Why SantaCon is No Match for #MillionsMarchNYC, in One Tweet
#BlackLivesMatter more than drunk idiots. That's the lesson to be drawn from two movements dueling for attention in New York City on Saturday, as the annual drunk reveling of SantaCon is drowned out by the chants of #MillionsMarchNYC.
When the organizers of #MillionsMarchNYC, a protest in New York City that hopes to mourn and advocate for "all those innocent people of color killed by the misuse of police force," announced the date of the protest, they didn't realize that it fell on the same Saturday as SantaCon, a 15-year-old bar crawl featuring tens of thousands of Santas getting progressively more drunk with each stop. That hasn't dissuaded thousands of protesters from joining in a "Day of Anger" to demand justice for Michael Brown, Eric Garner, Akai Gurley and other victims of police violence.
Although SantaCon organizers pledged — through their lawyer — respect and compassion for "the important civil rights demonstrations currently shaping our city's future," many #MillionsMarchNYC participants worried that their important message would be drowned out by bridge-and-tunnel revelers:
Others were dispirited by real-world evidence of #CrimingWhileWhite in action:
When #MillionsMarchNYC participant Arun Gupta engaged with one of the SantaCon celebrants, however, any concern that the "message" of public intoxication would overshadow the march vanished:
This says everything. Encapsulating both the true nature of SantaCon and the implicit privilege of the ability to flout public drinking laws without fear of a disproportionately violent response by law enforcement, this conversation shows what SantaCon is really about — and what #MillionsMarchNYC hopes to defeat.

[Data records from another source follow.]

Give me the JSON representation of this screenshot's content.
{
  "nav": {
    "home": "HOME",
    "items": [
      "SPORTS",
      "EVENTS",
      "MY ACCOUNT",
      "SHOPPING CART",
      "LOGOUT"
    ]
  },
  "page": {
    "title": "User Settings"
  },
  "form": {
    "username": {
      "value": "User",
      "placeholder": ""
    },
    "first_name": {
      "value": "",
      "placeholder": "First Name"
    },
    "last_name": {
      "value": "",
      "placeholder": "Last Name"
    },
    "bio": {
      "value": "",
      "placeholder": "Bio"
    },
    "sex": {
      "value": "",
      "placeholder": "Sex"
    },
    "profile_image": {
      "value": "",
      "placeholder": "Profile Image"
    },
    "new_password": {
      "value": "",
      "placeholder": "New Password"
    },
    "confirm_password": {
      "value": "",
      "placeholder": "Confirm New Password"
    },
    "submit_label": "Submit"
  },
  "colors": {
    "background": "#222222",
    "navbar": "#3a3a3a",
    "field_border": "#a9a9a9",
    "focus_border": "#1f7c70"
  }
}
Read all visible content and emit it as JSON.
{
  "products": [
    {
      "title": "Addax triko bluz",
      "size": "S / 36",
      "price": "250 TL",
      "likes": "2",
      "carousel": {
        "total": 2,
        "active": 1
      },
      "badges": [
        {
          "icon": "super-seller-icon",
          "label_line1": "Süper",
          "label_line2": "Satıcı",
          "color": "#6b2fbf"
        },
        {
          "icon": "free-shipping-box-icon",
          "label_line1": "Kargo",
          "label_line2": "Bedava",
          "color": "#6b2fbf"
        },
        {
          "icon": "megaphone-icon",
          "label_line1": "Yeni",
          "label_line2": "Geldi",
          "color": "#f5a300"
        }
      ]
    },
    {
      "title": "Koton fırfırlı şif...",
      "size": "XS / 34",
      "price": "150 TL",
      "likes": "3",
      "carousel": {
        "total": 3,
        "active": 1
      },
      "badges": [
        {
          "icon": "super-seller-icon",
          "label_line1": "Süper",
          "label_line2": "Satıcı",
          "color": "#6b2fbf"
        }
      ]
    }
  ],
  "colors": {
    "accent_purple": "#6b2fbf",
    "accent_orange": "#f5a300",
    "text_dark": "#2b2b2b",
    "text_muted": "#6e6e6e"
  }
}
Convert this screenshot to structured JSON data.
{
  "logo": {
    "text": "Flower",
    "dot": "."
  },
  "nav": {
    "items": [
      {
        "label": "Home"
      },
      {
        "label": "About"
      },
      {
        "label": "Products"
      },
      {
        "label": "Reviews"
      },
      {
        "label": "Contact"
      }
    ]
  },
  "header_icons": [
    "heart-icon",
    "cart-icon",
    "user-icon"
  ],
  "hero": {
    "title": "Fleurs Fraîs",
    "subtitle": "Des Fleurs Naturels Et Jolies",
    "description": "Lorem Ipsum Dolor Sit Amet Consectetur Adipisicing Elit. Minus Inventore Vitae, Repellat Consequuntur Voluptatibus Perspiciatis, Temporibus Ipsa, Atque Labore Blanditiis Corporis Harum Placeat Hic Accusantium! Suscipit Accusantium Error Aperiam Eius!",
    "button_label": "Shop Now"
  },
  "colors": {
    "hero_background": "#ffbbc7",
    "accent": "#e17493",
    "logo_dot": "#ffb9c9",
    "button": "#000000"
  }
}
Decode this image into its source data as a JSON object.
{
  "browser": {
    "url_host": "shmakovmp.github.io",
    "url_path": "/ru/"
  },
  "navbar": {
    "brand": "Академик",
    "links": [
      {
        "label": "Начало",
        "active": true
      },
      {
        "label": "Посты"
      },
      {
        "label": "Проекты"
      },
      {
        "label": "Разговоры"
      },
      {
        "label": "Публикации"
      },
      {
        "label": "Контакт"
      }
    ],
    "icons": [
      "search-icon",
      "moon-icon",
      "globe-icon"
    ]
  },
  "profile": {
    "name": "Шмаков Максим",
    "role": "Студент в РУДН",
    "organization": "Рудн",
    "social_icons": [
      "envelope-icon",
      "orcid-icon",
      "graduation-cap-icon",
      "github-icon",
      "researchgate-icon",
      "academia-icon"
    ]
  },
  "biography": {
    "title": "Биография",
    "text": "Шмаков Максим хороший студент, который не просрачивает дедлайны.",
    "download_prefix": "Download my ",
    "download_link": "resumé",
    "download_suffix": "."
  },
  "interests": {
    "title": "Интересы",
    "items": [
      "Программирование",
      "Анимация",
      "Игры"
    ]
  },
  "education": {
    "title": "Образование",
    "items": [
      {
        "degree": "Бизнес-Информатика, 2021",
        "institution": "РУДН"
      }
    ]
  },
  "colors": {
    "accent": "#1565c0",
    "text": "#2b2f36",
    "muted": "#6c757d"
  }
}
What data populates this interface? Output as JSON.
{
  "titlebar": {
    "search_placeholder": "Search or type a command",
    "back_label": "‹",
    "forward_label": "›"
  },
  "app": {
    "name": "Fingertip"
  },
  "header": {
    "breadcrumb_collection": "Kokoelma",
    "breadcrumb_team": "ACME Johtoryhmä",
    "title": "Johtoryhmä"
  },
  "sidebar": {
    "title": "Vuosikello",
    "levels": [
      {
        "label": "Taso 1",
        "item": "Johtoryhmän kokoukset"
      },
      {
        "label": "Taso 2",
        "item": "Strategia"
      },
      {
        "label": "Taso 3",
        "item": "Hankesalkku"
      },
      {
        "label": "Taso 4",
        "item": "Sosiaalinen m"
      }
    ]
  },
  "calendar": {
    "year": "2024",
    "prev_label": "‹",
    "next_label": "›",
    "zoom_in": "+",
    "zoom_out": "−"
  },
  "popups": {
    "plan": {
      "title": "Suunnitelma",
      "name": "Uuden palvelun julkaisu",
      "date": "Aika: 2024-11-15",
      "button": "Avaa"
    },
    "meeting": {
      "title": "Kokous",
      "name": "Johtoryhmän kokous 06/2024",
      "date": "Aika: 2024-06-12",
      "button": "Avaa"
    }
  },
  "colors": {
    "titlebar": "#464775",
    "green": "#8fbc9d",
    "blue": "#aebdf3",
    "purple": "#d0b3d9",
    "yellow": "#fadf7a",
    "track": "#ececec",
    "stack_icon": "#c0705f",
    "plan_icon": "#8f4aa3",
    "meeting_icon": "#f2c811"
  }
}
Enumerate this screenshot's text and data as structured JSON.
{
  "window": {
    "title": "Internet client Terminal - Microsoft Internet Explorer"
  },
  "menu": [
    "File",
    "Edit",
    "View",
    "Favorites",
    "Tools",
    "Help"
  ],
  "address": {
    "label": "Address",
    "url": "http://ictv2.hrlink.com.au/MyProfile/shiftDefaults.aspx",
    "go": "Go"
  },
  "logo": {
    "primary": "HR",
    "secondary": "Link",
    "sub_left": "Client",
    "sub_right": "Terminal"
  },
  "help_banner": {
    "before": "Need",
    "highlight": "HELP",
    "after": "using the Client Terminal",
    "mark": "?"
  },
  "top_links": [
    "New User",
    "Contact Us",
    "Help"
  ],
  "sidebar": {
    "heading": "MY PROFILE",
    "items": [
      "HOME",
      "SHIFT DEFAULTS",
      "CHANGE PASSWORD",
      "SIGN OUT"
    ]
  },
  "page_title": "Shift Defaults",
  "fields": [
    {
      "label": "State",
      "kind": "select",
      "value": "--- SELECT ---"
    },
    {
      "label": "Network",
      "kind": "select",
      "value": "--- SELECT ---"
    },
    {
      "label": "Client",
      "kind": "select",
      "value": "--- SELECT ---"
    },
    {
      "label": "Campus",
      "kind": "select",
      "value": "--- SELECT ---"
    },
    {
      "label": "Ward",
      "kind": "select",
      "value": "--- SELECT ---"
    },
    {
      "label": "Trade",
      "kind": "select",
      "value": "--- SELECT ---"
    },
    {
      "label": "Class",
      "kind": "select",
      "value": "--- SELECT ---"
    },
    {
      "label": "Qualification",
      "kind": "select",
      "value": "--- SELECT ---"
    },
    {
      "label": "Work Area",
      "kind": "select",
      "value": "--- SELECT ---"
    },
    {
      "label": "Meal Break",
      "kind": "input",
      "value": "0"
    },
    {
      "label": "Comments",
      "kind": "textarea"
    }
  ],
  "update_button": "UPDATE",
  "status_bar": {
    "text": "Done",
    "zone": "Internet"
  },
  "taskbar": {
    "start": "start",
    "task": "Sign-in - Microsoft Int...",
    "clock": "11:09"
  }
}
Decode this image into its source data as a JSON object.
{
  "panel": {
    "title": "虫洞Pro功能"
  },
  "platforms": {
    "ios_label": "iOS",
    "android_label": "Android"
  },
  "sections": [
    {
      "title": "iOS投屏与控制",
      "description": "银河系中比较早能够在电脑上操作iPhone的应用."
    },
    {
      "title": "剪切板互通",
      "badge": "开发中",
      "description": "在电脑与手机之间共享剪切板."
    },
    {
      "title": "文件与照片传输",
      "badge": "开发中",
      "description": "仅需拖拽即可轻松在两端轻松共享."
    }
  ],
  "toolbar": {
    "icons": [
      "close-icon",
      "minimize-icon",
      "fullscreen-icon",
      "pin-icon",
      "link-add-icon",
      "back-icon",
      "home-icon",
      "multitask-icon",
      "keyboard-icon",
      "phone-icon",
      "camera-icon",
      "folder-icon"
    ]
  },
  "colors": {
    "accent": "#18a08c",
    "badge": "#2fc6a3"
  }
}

SantaCon may claim origins in subversive anti-commercial street theater, but real subversion is marching against police violence that disproportionately victimizes poor and minority Americans.
In the words of the ten-thousand-strong protesters upon meeting with SantaCon-ers in Herald Square: "Fuck you, SantaCon — a revolution's goin' on."